Scan the listing below. Report each line that includes "composite".
------ MATERIAL FOR THIS EXERCISE ------
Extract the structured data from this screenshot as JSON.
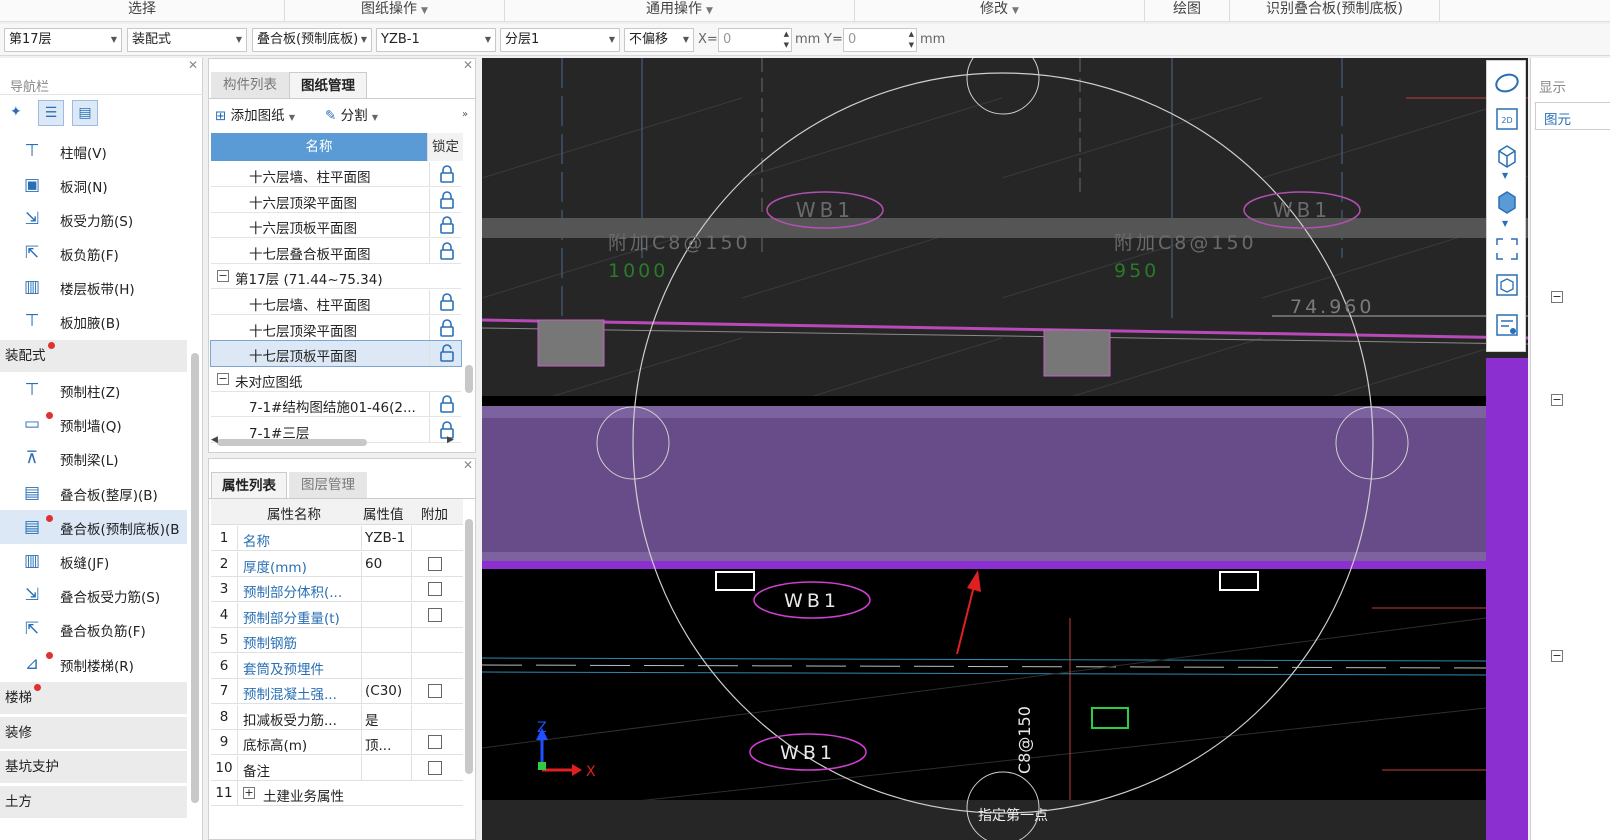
{
  "ribbon": {
    "groups": [
      {
        "label": "选择",
        "dropdown": false
      },
      {
        "label": "图纸操作",
        "dropdown": true
      },
      {
        "label": "通用操作",
        "dropdown": true
      },
      {
        "label": "修改",
        "dropdown": true
      },
      {
        "label": "绘图",
        "dropdown": false
      },
      {
        "label": "识别叠合板(预制底板)",
        "dropdown": false
      }
    ]
  },
  "toolbar": {
    "floor": "第17层",
    "category": "装配式",
    "component_type": "叠合板(预制底板)",
    "component_name": "YZB-1",
    "layer": "分层1",
    "offset": "不偏移",
    "x_label": "X=",
    "x_value": "0",
    "x_unit": "mm",
    "y_label": "Y=",
    "y_value": "0",
    "y_unit": "mm"
  },
  "nav": {
    "title": "导航栏",
    "items_top": [
      {
        "label": "柱帽(V)",
        "icon": "column-cap-icon"
      },
      {
        "label": "板洞(N)",
        "icon": "slab-hole-icon"
      },
      {
        "label": "板受力筋(S)",
        "icon": "slab-main-rebar-icon"
      },
      {
        "label": "板负筋(F)",
        "icon": "slab-negative-rebar-icon"
      },
      {
        "label": "楼层板带(H)",
        "icon": "floor-slab-strip-icon"
      },
      {
        "label": "板加腋(B)",
        "icon": "slab-haunch-icon"
      }
    ],
    "category_prefab": "装配式",
    "items_prefab": [
      {
        "label": "预制柱(Z)",
        "icon": "precast-column-icon",
        "dot": false
      },
      {
        "label": "预制墙(Q)",
        "icon": "precast-wall-icon",
        "dot": true
      },
      {
        "label": "预制梁(L)",
        "icon": "precast-beam-icon",
        "dot": false
      },
      {
        "label": "叠合板(整厚)(B)",
        "icon": "composite-slab-full-icon",
        "dot": false
      },
      {
        "label": "叠合板(预制底板)(B",
        "icon": "composite-slab-precast-icon",
        "dot": true,
        "selected": true
      },
      {
        "label": "板缝(JF)",
        "icon": "slab-joint-icon",
        "dot": false
      },
      {
        "label": "叠合板受力筋(S)",
        "icon": "composite-slab-rebar-icon",
        "dot": false
      },
      {
        "label": "叠合板负筋(F)",
        "icon": "composite-slab-negative-rebar-icon",
        "dot": false
      },
      {
        "label": "预制楼梯(R)",
        "icon": "precast-stair-icon",
        "dot": true
      }
    ],
    "categories_bottom": [
      {
        "label": "楼梯",
        "dot": true
      },
      {
        "label": "装修",
        "dot": false
      },
      {
        "label": "基坑支护",
        "dot": false
      },
      {
        "label": "土方",
        "dot": false
      }
    ]
  },
  "drawing_panel": {
    "tabs": [
      "构件列表",
      "图纸管理"
    ],
    "active_tab": "图纸管理",
    "add_drawing": "添加图纸",
    "split": "分割",
    "col_name": "名称",
    "col_lock": "锁定",
    "rows": [
      {
        "label": "十六层墙、柱平面图",
        "type": "item"
      },
      {
        "label": "十六层顶梁平面图",
        "type": "item"
      },
      {
        "label": "十六层顶板平面图",
        "type": "item"
      },
      {
        "label": "十七层叠合板平面图",
        "type": "item"
      },
      {
        "label": "第17层 (71.44~75.34)",
        "type": "group"
      },
      {
        "label": "十七层墙、柱平面图",
        "type": "item"
      },
      {
        "label": "十七层顶梁平面图",
        "type": "item"
      },
      {
        "label": "十七层顶板平面图",
        "type": "item",
        "selected": true
      },
      {
        "label": "未对应图纸",
        "type": "group"
      },
      {
        "label": "7-1#结构图结施01-46(2...",
        "type": "item"
      },
      {
        "label": "7-1#三层",
        "type": "item"
      }
    ]
  },
  "property_panel": {
    "tabs": [
      "属性列表",
      "图层管理"
    ],
    "active_tab": "属性列表",
    "col_name": "属性名称",
    "col_value": "属性值",
    "col_extra": "附加",
    "rows": [
      {
        "no": "1",
        "name": "名称",
        "value": "YZB-1",
        "blue": true,
        "check": false
      },
      {
        "no": "2",
        "name": "厚度(mm)",
        "value": "60",
        "blue": true,
        "check": true
      },
      {
        "no": "3",
        "name": "预制部分体积(...",
        "value": "",
        "blue": true,
        "check": true
      },
      {
        "no": "4",
        "name": "预制部分重量(t)",
        "value": "",
        "blue": true,
        "check": true
      },
      {
        "no": "5",
        "name": "预制钢筋",
        "value": "",
        "blue": true,
        "check": false
      },
      {
        "no": "6",
        "name": "套筒及预埋件",
        "value": "",
        "blue": true,
        "check": false
      },
      {
        "no": "7",
        "name": "预制混凝土强...",
        "value": "(C30)",
        "blue": true,
        "check": true
      },
      {
        "no": "8",
        "name": "扣减板受力筋...",
        "value": "是",
        "blue": false,
        "check": false
      },
      {
        "no": "9",
        "name": "底标高(m)",
        "value": "顶...",
        "blue": false,
        "check": true
      },
      {
        "no": "10",
        "name": "备注",
        "value": "",
        "blue": false,
        "check": true
      },
      {
        "no": "11",
        "name": "土建业务属性",
        "value": "",
        "blue": false,
        "check": false,
        "expand": true
      }
    ]
  },
  "canvas": {
    "labels": {
      "wb1": "WB1",
      "rebar_a": "附加C8@150",
      "rebar_a_len": "1000",
      "rebar_b": "附加C8@150",
      "rebar_b_len": "950",
      "elevation": "74.960",
      "vertical_rebar": "C8@150",
      "prompt": "指定第一点",
      "axis_x": "X",
      "axis_y": "Z"
    }
  },
  "right_panel": {
    "title": "显示",
    "tab": "图元"
  },
  "colors": {
    "accent_blue": "#2a6fb5",
    "selection": "#dce8f6",
    "slab_purple": "#6b4e8c",
    "magenta": "#c83cc8",
    "red_dot": "#e03030"
  }
}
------
- [RESULT FOR THIS EXERCISE]
        "icon": "composite-slab-full-icon",
        "icon": "composite-slab-precast-icon",
        "icon": "composite-slab-rebar-icon",
        "icon": "composite-slab-negative-rebar-icon",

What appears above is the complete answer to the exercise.